3 months after 20 people were killed in a limousine accident in Schoaries, NY (see previous blog), the National Transportation Safety Board has still not been able to inspect the vehicle. The NTSB has not been able to get closer than 15 feet from the vehicle because the local district attorney is blocking them from doing so. The accident was the deadliest of all traffic accidents in the US since 2009. The vehicle was a modified 2001 Ford excursion that had failed a state inspection and was driven by a driver that didn’t have the credentials to drive such vehicle.

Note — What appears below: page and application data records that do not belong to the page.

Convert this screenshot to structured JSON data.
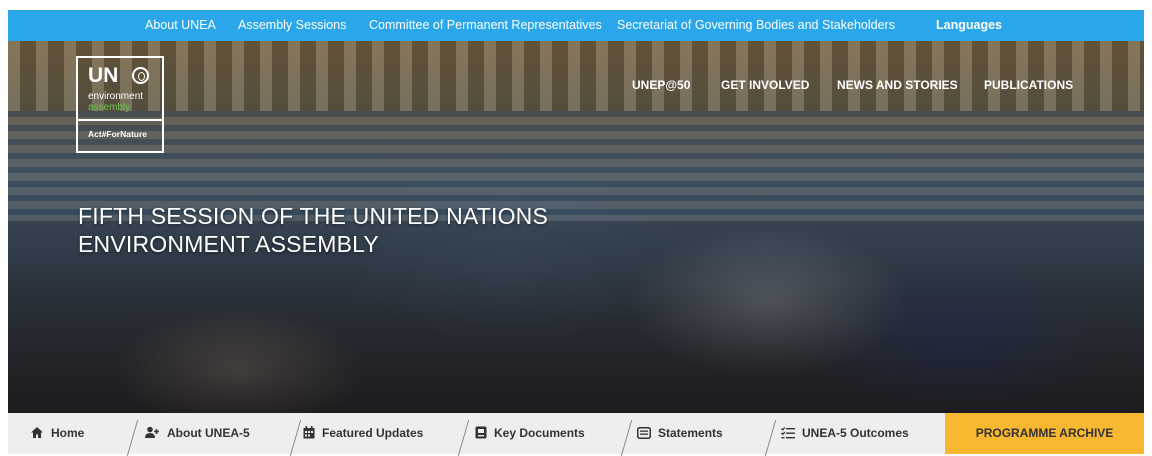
{
  "top_nav": {
    "items": [
      {
        "label": "About UNEA"
      },
      {
        "label": "Assembly Sessions"
      },
      {
        "label": "Committee of Permanent Representatives"
      },
      {
        "label": "Secretariat of Governing Bodies and Stakeholders"
      }
    ],
    "languages_label": "Languages",
    "background_color": "#2aa7ea"
  },
  "logo": {
    "un": "UN",
    "line1": "environment",
    "line2": "assembly",
    "tagline": "Act#ForNature",
    "accent_color": "#6bc44a"
  },
  "hero": {
    "nav": [
      {
        "label": "UNEP@50"
      },
      {
        "label": "GET INVOLVED"
      },
      {
        "label": "NEWS AND STORIES"
      },
      {
        "label": "PUBLICATIONS"
      }
    ],
    "title_line1": "FIFTH SESSION OF THE UNITED NATIONS",
    "title_line2": "ENVIRONMENT ASSEMBLY"
  },
  "bottom_nav": {
    "tabs": [
      {
        "label": "Home",
        "icon": "home-icon"
      },
      {
        "label": "About UNEA-5",
        "icon": "add-user-icon"
      },
      {
        "label": "Featured Updates",
        "icon": "calendar-icon"
      },
      {
        "label": "Key Documents",
        "icon": "document-icon"
      },
      {
        "label": "Statements",
        "icon": "statement-icon"
      },
      {
        "label": "UNEA-5 Outcomes",
        "icon": "list-icon"
      }
    ],
    "archive_label": "PROGRAMME ARCHIVE",
    "archive_color": "#f7b731"
  }
}
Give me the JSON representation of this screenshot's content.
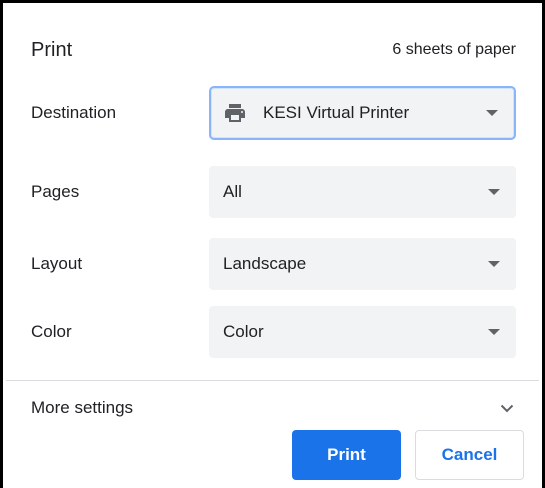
{
  "header": {
    "title": "Print",
    "sheets": "6 sheets of paper"
  },
  "settings": {
    "destination": {
      "label": "Destination",
      "value": "KESI Virtual Printer",
      "icon": "printer-icon"
    },
    "pages": {
      "label": "Pages",
      "value": "All"
    },
    "layout": {
      "label": "Layout",
      "value": "Landscape"
    },
    "color": {
      "label": "Color",
      "value": "Color"
    }
  },
  "more_settings": {
    "label": "More settings",
    "icon": "chevron-down-icon"
  },
  "buttons": {
    "print": "Print",
    "cancel": "Cancel"
  },
  "colors": {
    "accent": "#1a73e8",
    "field_bg": "#f1f3f4",
    "focus_border": "#8ab4f8",
    "text": "#202124"
  }
}
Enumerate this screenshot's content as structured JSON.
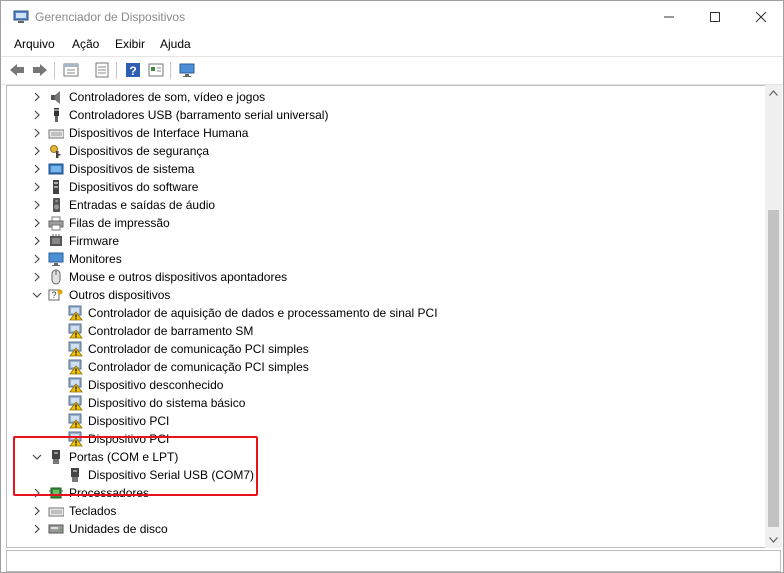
{
  "window": {
    "title": "Gerenciador de Dispositivos"
  },
  "menu": [
    "Arquivo",
    "Ação",
    "Exibir",
    "Ajuda"
  ],
  "toolbar": [
    "back-icon",
    "forward-icon",
    "properties-icon",
    "update-icon",
    "help-icon",
    "view-icon",
    "monitor-icon"
  ],
  "tree": [
    {
      "label": "Controladores de som, vídeo e jogos",
      "level": 0,
      "state": "collapsed",
      "icon": "sound-icon"
    },
    {
      "label": "Controladores USB (barramento serial universal)",
      "level": 0,
      "state": "collapsed",
      "icon": "usb-icon"
    },
    {
      "label": "Dispositivos de Interface Humana",
      "level": 0,
      "state": "collapsed",
      "icon": "keyboard-icon"
    },
    {
      "label": "Dispositivos de segurança",
      "level": 0,
      "state": "collapsed",
      "icon": "key-icon"
    },
    {
      "label": "Dispositivos de sistema",
      "level": 0,
      "state": "collapsed",
      "icon": "system-icon"
    },
    {
      "label": "Dispositivos do software",
      "level": 0,
      "state": "collapsed",
      "icon": "software-icon"
    },
    {
      "label": "Entradas e saídas de áudio",
      "level": 0,
      "state": "collapsed",
      "icon": "speaker-icon"
    },
    {
      "label": "Filas de impressão",
      "level": 0,
      "state": "collapsed",
      "icon": "printer-icon"
    },
    {
      "label": "Firmware",
      "level": 0,
      "state": "collapsed",
      "icon": "firmware-icon"
    },
    {
      "label": "Monitores",
      "level": 0,
      "state": "collapsed",
      "icon": "monitor-icon"
    },
    {
      "label": "Mouse e outros dispositivos apontadores",
      "level": 0,
      "state": "collapsed",
      "icon": "mouse-icon"
    },
    {
      "label": "Outros dispositivos",
      "level": 0,
      "state": "expanded",
      "icon": "unknown-device-icon"
    },
    {
      "label": "Controlador de aquisição de dados e processamento de sinal PCI",
      "level": 1,
      "icon": "warning-device-icon"
    },
    {
      "label": "Controlador de barramento SM",
      "level": 1,
      "icon": "warning-device-icon"
    },
    {
      "label": "Controlador de comunicação PCI simples",
      "level": 1,
      "icon": "warning-device-icon"
    },
    {
      "label": "Controlador de comunicação PCI simples",
      "level": 1,
      "icon": "warning-device-icon"
    },
    {
      "label": "Dispositivo desconhecido",
      "level": 1,
      "icon": "warning-device-icon"
    },
    {
      "label": "Dispositivo do sistema básico",
      "level": 1,
      "icon": "warning-device-icon"
    },
    {
      "label": "Dispositivo PCI",
      "level": 1,
      "icon": "warning-device-icon"
    },
    {
      "label": "Dispositivo PCI",
      "level": 1,
      "icon": "warning-device-icon"
    },
    {
      "label": "Portas (COM e LPT)",
      "level": 0,
      "state": "expanded",
      "icon": "port-icon"
    },
    {
      "label": "Dispositivo Serial USB (COM7)",
      "level": 1,
      "icon": "port-icon"
    },
    {
      "label": "Processadores",
      "level": 0,
      "state": "collapsed",
      "icon": "cpu-icon"
    },
    {
      "label": "Teclados",
      "level": 0,
      "state": "collapsed",
      "icon": "keyboard-icon"
    },
    {
      "label": "Unidades de disco",
      "level": 0,
      "state": "collapsed",
      "icon": "disk-icon"
    }
  ],
  "colors": {
    "highlight": "#e8121b",
    "title_text": "#8a8a8a"
  }
}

In certain area such as aviation or train transportation, the NTSB has the legal authority to control the investigation but in highway crashes, local authorities are in charge and in this case the local district attorney has been keeping the federal agency from completing their investigation.
Loss of critical evidence
Back in mid December, NTSB General Counsel Kathleen Silbaugh sent a letter to Susan Mallery, the district attorney of Scholarie County in Upstate NY to let her know that “The delays you imposed have denied the NTSB access to the primary, essential evidence, resulting in safety-critical evidence being lost,”. Mallery replied to Sillbaugh that investigators were given opportunities to see the limo but that the State Police and her office had to maintain the integrity of evidence because the criminal case has priority.
Since the beginning of October the limo has been sitting beneath a state police tent near Albany. The limo was a 2001 Ford Excursion that was modified into a stretch limo. This type of vehicle is particularly dangerous and may soon be banned in New York Sate. The NTSB investigation could have resulted in valuable safety recommendations specific to this type of modified vehicle especially in regards to the braking system. However because of the delay, the NTSB will no longer be able to evaluate corrosion. This evaluation would have been critical to look at the brakes or at the condition of the electrical system at the time of the accident.
Read more in the Claim Journal